WORK REQUEST
Below are records to print word for word; include none of their pictures.
DATA SECTION: Begin
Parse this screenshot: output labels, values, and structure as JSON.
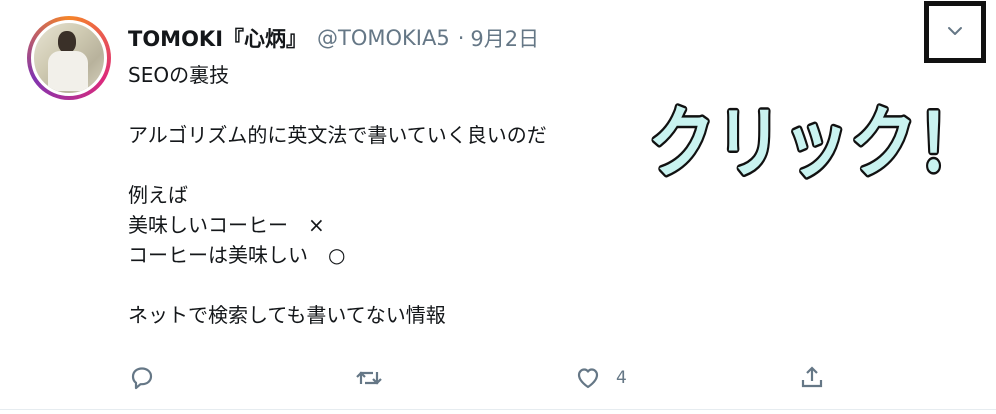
{
  "tweet": {
    "display_name": "TOMOKI『心炳』",
    "handle": "@TOMOKIA5",
    "separator": "·",
    "date": "9月2日",
    "lines": [
      "SEOの裏技",
      "",
      "アルゴリズム的に英文法で書いていく良いのだ",
      "",
      "例えば",
      "美味しいコーヒー　×",
      "コーヒーは美味しい　○",
      "",
      "ネットで検索しても書いてない情報"
    ]
  },
  "actions": {
    "reply_icon": "reply-icon",
    "retweet_icon": "retweet-icon",
    "like_icon": "heart-icon",
    "like_count": "4",
    "share_icon": "share-icon"
  },
  "menu": {
    "caret_icon": "chevron-down-icon"
  },
  "annotation": {
    "text": "クリック！"
  },
  "colors": {
    "text_primary": "#14171a",
    "text_secondary": "#657786",
    "annotation_fill": "#c9f3f0",
    "annotation_stroke": "#111111",
    "highlight_border": "#111111"
  }
}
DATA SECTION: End
ANSWER SECTION
Parse this screenshot: output labels, values, and structure as JSON.
{
  "tweet": {
    "display_name": "TOMOKI『心炳』",
    "handle": "@TOMOKIA5",
    "separator": "·",
    "date": "9月2日",
    "lines": [
      "SEOの裏技",
      "",
      "アルゴリズム的に英文法で書いていく良いのだ",
      "",
      "例えば",
      "美味しいコーヒー　×",
      "コーヒーは美味しい　○",
      "",
      "ネットで検索しても書いてない情報"
    ]
  },
  "actions": {
    "reply_icon": "reply-icon",
    "retweet_icon": "retweet-icon",
    "like_icon": "heart-icon",
    "like_count": "4",
    "share_icon": "share-icon"
  },
  "menu": {
    "caret_icon": "chevron-down-icon"
  },
  "annotation": {
    "text": "クリック！"
  },
  "colors": {
    "text_primary": "#14171a",
    "text_secondary": "#657786",
    "annotation_fill": "#c9f3f0",
    "annotation_stroke": "#111111",
    "highlight_border": "#111111"
  }
}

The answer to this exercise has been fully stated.